**Exercise description**
Copy out every entry precisely.

BEGIN

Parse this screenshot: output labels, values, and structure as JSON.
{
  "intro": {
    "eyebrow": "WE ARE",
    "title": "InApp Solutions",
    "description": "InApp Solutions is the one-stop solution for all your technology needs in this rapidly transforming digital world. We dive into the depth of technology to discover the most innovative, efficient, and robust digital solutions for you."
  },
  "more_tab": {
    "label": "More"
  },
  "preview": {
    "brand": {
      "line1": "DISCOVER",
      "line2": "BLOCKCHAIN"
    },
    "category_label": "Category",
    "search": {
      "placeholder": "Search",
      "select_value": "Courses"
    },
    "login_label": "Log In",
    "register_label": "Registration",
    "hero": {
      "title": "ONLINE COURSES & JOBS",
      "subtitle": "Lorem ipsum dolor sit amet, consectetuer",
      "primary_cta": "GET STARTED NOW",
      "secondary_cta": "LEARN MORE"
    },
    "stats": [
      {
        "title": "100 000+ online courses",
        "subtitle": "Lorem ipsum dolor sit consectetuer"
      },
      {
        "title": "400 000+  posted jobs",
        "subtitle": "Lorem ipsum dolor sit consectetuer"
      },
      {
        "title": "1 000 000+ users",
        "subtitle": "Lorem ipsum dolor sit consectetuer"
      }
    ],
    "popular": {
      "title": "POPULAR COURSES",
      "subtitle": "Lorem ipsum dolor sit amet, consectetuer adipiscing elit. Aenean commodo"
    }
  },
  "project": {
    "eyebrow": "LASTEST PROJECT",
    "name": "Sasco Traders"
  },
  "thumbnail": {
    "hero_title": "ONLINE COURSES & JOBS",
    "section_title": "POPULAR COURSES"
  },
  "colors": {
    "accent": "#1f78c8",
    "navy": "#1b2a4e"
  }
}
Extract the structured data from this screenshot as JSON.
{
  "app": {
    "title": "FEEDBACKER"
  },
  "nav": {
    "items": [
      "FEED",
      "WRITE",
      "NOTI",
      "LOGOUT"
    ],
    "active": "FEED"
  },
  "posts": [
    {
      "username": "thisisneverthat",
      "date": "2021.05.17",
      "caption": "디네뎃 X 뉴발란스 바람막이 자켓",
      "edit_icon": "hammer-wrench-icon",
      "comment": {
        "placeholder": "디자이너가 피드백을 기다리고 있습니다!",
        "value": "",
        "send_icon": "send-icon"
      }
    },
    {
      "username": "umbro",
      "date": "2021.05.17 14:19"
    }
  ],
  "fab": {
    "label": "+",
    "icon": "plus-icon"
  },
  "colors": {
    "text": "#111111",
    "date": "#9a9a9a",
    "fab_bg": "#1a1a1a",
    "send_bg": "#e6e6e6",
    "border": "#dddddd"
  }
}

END

**Task result**
Parse this screenshot: output labels, values, and structure as JSON.
{
  "intro": {
    "eyebrow": "WE ARE",
    "title": "InApp Solutions",
    "description": "InApp Solutions is the one-stop solution for all your technology needs in this rapidly transforming digital world. We dive into the depth of technology to discover the most innovative, efficient, and robust digital solutions for you."
  },
  "more_tab": {
    "label": "More"
  },
  "preview": {
    "brand": {
      "line1": "DISCOVER",
      "line2": "BLOCKCHAIN"
    },
    "category_label": "Category",
    "search": {
      "placeholder": "Search",
      "select_value": "Courses"
    },
    "login_label": "Log In",
    "register_label": "Registration",
    "hero": {
      "title": "ONLINE COURSES & JOBS",
      "subtitle": "Lorem ipsum dolor sit amet, consectetuer",
      "primary_cta": "GET STARTED NOW",
      "secondary_cta": "LEARN MORE"
    },
    "stats": [
      {
        "title": "100 000+ online courses",
        "subtitle": "Lorem ipsum dolor sit consectetuer"
      },
      {
        "title": "400 000+  posted jobs",
        "subtitle": "Lorem ipsum dolor sit consectetuer"
      },
      {
        "title": "1 000 000+ users",
        "subtitle": "Lorem ipsum dolor sit consectetuer"
      }
    ],
    "popular": {
      "title": "POPULAR COURSES",
      "subtitle": "Lorem ipsum dolor sit amet, consectetuer adipiscing elit. Aenean commodo"
    }
  },
  "project": {
    "eyebrow": "LASTEST PROJECT",
    "name": "Sasco Traders"
  },
  "thumbnail": {
    "hero_title": "ONLINE COURSES & JOBS",
    "section_title": "POPULAR COURSES"
  },
  "colors": {
    "accent": "#1f78c8",
    "navy": "#1b2a4e"
  }
}
Extract the structured data from this screenshot as JSON.
{
  "app": {
    "title": "FEEDBACKER"
  },
  "nav": {
    "items": [
      "FEED",
      "WRITE",
      "NOTI",
      "LOGOUT"
    ],
    "active": "FEED"
  },
  "posts": [
    {
      "username": "thisisneverthat",
      "date": "2021.05.17",
      "caption": "디네뎃 X 뉴발란스 바람막이 자켓",
      "edit_icon": "hammer-wrench-icon",
      "comment": {
        "placeholder": "디자이너가 피드백을 기다리고 있습니다!",
        "value": "",
        "send_icon": "send-icon"
      }
    },
    {
      "username": "umbro",
      "date": "2021.05.17 14:19"
    }
  ],
  "fab": {
    "label": "+",
    "icon": "plus-icon"
  },
  "colors": {
    "text": "#111111",
    "date": "#9a9a9a",
    "fab_bg": "#1a1a1a",
    "send_bg": "#e6e6e6",
    "border": "#dddddd"
  }
}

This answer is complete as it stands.